Lyrics & their meaning Part 9- A Horse with no name

This continuing story of song lyrics and their meaning in some of the worlds best loved songs.

A Horse With No Name- America (1972)

This is one song that the writer admitted at the time of release that it was about nothing, but changed it to a different kind of nothing years later.
The band AMERICA is full of contradictions. The bands founding members; Lee “Dewey” Bunnell, Gerry Beckley and Dan Peek were all sons of U.S Air Force personnel, who by the time they met in England were seasoned world travellers.
Here was a band formed in England by American citizens who were ineligible for the draft during the Vietnam war even though the U.S military were paying their parents wages.
They were no doubt a talented crew, being picked up by Warners Record Label while still teenagers. And in 1971 recorded their first album, the self titled AMERICA.
The band were not named after their country of origin but of an old Americana juke box in a coffee shop the frequented.
The album was critically hailed but didn’t shift many units, their live performances keeping the public interested. This lack of record sales didn’t deter Warners though and the label continued to push the band getting support gigs with such diverse acts as Elton John, Pink Floyd and The Who. They were the first band featured on the classic television show case “ The Old Grey Whistle Test”.
Five months after the release of the album, in a display of faith not usually attributed to record companies, the band was sent back to the studio to record extra songs to find a single to spark interest in the album.
One of these songs was a track originally titled “ the Desert Song” . It was changed to “ A Horse With No Name” after the band was asked to change it because it was the same title as an old musical.
The song was included as an extra track on the re-released album and as the next single to an unsuspecting world and what would be a reward for the faith shown by the label.
“ A Horse with no name” went onto become one of the biggest songs of 1972, and with it the album sales followed. It reached No.1 in the U.K and U.S in both single and album charts.
The song was unfavourably compared to something in the Neil Young vein, whose song Heart of Gold incidentally was knocked from the top spot on the US charts by the song.
When challenged about the songs meaning Bunnell the songs writer admitted it was about nothing the classic words , tune , melody mix was just what people were attracted to.
© 2005 Shidot Prod.

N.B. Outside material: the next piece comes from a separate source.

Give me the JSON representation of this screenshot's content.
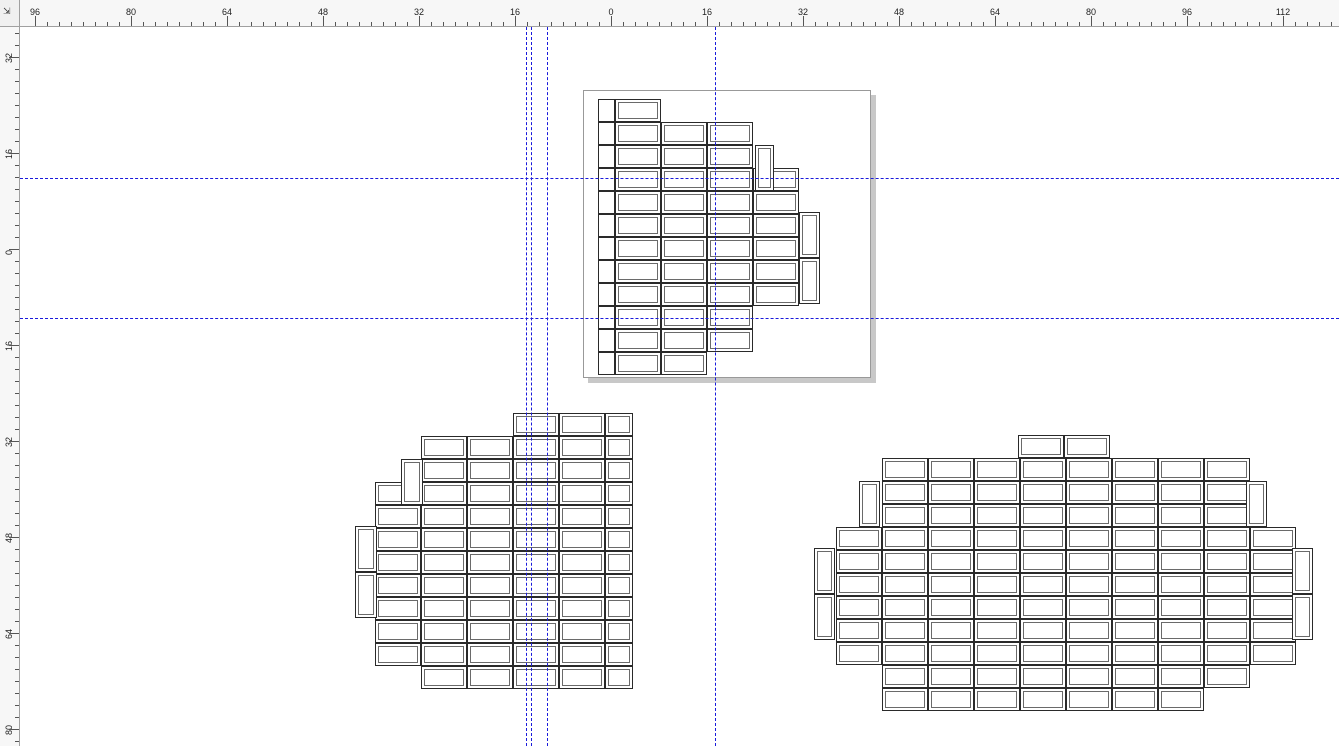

1 comment:

V. B. Purcell said...

Here I thought the song was just another trippy hit fest.

Thanks for the info